Graham Gingles at MAC, August, Belfast, 2014
As Fukuyama put it: in the post-historical period there will be neither art nor philosophy, just the perpetual caretaking of the museum of human history. A phase of contemporary art has also been characterized not so long ago as a reformatting of time into a perpetual present. The art that circles itself at the tail end of history looking back on defunct ideologies, archiving and polishing them for …what exactly?
Three partially concurrent exhibitions shared history as their subject: Graham Gingles chose WWI, Colin Darke focused on K Marx and A Jarry, Peter Liversidge worked with Max Klinger’s set of prints.
Choosing different narratives/events that occurred hundred years ago and more, evokes similar feeling of nostalgia enveloped in staggeringly different intentions and motivations.
During my visit I saw all three, one after the other, experiencing lingering aesthetics from the first to be not quite replaced by the second nor the third. An experience similar to a concert of music – three different compositions by three distinctly different composers. Good art tolerates another while holding its own. In this post I reflect on the one that was just closing.
Graham Gingles(b.1943) chose as the title of his sculptural installation a quote from published War Diaries of Robert McGookin. Commissioned by “14-18 Nov” it matched the memorial with the cutting despair of the personal experience: At times like these men were wishing they were all kinds of insects.
Initial inspiration came from the curator giving Gingles a copy of a metal box distributed to the UK soldiers at Christmas 1914, an act of solidarity initiated by Princess Mary at the time when the hope that the war will end soon was so near reality. Gingles has been making boxes for decades. Until now, his take on Cornell’s assemblages, hardly ever crossed over the reach of an arm when sitting at the table.

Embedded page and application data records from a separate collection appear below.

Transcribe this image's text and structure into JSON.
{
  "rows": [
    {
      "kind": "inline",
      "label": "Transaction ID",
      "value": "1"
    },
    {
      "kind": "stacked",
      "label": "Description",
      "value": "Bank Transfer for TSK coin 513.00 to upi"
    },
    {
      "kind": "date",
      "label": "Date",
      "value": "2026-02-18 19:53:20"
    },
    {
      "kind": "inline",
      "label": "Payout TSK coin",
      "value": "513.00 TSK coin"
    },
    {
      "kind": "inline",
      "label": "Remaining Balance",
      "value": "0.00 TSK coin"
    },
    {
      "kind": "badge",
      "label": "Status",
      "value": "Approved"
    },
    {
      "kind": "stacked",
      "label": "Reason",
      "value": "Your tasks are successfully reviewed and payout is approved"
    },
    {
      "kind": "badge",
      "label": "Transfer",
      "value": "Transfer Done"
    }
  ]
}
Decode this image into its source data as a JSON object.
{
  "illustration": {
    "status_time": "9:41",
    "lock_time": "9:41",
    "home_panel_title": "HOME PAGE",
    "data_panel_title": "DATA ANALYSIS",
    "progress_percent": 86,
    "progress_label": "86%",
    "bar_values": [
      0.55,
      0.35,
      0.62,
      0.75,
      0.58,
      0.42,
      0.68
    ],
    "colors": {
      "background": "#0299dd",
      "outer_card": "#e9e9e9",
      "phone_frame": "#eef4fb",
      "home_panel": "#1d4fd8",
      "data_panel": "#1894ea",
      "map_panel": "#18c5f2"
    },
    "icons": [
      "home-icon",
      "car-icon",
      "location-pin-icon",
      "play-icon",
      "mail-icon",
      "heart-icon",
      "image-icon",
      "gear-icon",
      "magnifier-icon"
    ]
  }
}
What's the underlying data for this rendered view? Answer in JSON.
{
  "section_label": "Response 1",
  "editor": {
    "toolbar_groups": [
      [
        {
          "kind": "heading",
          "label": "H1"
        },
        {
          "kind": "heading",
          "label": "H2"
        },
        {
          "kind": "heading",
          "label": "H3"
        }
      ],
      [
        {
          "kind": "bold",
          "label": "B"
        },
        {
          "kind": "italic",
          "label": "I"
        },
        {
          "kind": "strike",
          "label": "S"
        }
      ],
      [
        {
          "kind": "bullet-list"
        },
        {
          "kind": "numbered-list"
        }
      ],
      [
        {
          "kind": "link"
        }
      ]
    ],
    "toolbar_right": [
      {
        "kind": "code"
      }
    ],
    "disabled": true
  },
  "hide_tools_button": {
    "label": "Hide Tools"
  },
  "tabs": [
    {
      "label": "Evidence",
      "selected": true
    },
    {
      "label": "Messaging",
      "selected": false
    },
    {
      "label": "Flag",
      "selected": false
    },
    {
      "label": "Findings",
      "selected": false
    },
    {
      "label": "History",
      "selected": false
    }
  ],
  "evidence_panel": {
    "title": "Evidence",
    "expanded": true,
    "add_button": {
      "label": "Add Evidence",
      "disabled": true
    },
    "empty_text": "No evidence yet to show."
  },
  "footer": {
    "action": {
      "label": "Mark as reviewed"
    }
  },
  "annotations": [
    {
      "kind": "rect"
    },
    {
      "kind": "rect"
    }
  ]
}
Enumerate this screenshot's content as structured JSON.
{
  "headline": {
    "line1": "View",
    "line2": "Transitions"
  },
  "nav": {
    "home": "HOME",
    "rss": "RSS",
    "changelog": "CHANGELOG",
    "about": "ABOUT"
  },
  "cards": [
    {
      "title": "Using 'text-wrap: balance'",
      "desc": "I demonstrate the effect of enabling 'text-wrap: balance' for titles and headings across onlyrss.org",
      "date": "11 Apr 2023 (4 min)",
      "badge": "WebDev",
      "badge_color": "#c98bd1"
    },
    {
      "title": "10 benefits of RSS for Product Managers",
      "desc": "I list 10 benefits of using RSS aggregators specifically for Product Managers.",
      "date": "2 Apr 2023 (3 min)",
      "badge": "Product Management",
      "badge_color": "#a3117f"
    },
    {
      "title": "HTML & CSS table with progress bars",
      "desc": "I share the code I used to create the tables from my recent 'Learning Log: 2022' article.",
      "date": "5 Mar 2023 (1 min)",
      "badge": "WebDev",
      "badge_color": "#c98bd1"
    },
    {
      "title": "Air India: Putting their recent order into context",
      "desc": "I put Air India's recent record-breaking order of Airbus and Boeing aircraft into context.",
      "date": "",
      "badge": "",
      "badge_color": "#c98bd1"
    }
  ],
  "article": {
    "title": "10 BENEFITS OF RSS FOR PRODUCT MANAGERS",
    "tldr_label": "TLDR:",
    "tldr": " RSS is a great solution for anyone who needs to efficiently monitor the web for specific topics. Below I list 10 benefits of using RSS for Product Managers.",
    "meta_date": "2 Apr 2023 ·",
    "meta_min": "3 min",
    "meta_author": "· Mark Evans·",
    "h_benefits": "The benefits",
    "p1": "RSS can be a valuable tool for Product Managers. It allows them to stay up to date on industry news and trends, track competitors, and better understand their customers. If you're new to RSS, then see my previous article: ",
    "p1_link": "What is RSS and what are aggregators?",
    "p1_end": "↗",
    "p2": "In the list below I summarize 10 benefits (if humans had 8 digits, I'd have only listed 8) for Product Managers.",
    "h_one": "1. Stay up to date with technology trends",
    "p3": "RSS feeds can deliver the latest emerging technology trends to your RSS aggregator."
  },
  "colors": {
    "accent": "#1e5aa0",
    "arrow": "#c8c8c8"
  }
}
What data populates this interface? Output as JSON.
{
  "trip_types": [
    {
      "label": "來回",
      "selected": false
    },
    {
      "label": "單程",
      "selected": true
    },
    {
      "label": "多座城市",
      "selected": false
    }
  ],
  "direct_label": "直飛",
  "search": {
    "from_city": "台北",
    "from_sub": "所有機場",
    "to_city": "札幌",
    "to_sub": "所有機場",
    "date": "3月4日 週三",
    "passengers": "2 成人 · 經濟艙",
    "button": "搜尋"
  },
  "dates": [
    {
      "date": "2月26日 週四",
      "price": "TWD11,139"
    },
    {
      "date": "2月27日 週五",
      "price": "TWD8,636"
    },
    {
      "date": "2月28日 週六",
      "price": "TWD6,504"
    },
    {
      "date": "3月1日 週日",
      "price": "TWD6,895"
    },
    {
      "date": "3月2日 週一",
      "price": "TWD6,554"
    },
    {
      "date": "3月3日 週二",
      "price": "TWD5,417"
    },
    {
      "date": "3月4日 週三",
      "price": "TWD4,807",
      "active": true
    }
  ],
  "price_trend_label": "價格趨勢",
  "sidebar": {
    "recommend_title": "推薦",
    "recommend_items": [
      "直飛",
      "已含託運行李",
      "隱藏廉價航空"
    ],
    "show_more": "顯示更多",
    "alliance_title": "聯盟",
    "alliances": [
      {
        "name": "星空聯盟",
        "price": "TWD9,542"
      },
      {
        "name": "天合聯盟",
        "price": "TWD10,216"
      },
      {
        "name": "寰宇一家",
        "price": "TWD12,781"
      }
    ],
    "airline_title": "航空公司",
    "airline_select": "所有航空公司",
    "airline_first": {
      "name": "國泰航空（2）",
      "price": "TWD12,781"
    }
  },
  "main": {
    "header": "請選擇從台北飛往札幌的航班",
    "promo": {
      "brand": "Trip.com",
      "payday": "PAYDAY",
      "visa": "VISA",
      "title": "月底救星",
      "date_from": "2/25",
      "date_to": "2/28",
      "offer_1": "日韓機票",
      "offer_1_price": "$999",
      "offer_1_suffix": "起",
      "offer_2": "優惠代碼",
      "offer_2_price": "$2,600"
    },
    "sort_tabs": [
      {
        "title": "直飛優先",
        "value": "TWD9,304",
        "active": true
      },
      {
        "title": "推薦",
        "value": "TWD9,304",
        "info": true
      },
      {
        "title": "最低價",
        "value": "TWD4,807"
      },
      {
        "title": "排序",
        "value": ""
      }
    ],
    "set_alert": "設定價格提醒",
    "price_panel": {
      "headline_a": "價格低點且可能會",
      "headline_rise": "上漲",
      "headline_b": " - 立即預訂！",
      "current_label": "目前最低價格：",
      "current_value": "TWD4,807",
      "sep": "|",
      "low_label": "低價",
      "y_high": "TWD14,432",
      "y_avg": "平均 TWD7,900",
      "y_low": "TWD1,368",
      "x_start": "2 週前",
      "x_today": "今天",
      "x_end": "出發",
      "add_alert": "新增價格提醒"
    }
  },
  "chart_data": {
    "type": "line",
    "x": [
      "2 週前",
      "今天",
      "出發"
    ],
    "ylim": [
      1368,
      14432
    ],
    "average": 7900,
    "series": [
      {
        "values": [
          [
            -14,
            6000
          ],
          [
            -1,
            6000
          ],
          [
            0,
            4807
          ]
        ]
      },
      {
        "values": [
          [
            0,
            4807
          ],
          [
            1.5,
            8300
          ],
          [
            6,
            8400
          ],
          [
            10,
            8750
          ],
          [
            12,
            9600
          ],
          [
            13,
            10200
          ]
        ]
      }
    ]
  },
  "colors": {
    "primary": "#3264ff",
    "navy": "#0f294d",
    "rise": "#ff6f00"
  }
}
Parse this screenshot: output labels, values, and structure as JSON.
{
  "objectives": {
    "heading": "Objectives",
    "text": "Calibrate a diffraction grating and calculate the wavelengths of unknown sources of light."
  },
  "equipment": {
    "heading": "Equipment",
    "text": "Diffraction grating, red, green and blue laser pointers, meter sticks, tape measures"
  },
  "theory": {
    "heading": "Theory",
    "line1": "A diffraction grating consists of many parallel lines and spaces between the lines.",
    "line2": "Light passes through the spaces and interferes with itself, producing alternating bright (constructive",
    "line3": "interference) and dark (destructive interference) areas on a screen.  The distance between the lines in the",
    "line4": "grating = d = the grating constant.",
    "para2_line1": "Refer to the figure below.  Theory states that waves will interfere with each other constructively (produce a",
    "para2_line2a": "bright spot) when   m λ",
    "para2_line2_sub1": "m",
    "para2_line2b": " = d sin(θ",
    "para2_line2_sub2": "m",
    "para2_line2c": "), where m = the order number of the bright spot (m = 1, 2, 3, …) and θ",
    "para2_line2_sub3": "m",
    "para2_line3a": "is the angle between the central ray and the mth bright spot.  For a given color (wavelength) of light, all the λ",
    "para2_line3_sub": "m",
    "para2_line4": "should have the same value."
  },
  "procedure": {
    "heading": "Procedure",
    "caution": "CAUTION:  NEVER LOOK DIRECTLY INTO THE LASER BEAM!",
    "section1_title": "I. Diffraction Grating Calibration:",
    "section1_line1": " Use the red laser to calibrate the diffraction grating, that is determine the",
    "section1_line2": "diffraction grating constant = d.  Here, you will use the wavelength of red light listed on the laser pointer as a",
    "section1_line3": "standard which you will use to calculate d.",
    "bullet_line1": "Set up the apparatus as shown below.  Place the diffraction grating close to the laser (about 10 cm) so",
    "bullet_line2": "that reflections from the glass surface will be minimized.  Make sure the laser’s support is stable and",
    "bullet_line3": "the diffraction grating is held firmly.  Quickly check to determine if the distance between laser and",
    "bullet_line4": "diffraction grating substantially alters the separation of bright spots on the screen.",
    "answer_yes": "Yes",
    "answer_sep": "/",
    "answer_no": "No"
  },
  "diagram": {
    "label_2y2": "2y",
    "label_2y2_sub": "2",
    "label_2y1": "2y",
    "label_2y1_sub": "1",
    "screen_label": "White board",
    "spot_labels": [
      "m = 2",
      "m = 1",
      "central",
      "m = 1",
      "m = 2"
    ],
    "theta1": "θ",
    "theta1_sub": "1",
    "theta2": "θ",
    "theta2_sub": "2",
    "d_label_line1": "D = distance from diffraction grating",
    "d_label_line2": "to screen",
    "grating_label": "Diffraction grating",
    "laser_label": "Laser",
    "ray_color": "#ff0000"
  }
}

The sculptural assemblage grew in scale, to a theatrical prop capable of doing what theatre does – convincing the eye to suspend normal seeing and convince the senses that the object is a real ruin of something bigger.
That the construct is real has been driven into the consciousness by intimacy of viewing when walking in and out and around.
Intimacy so obtained flourished in tiny details, half hidden by other tiny details, in delicate carving, drawing, and in collage of dry plants or insect over glass (shattered).
Each detail added the charm of otherworldly universe – one so well remembered from childhood and Alice in Wonderland.
Some of it rapidly symbiosed with grave stories of graves, of people reduced to identical silhouettes in soldier’s uniforms, poignantly placed under a shelve with abandoned toys.
The figures of the saints wept their faces away over the century. Above and over these fragments of diminutive toy world, a large door lost the key and stays shut – when viewed from the other side the door is on its own, it leads nowhere. The ladders lead nowhere, the stairs do not open another space either.
Meaningfully, it bars any thoughts of crossing over a threshold of earthly life. Down, on the other side, like another gate to nowhere, a broken part of a funerary cast metal cross calmly opened the wounds of loss.
On the right at the back the dark object of a broken telegraph post with the wires wildly hanging in lost purpose stands as an incongruous memory of the act of war as a necessary cause of a memorial. Incongruous, illogical like a war itself.
I marvelled at the incongruity being able to evoke memory of weeping over a destruction. The dominant assemblage in white looked like a ruin of a cathedral or like an oversized Gothic reliquiary. The telegraph post with a beam across, wires hanging like crucified arms stood at the wall as if condemned to be shot . It resigned to its fate like the body of the man in Grunewald’s Crucifixion(1517, Colmar, Unter den Linden).
Life extinguished by inexplicable belief imprinted onto aesthetic experience almost extinguishing it in turn.
Images courtesy Hugh Mulholland, the curator
I shall write about the other two exhibitions in the next two posts.
12 Sept 2014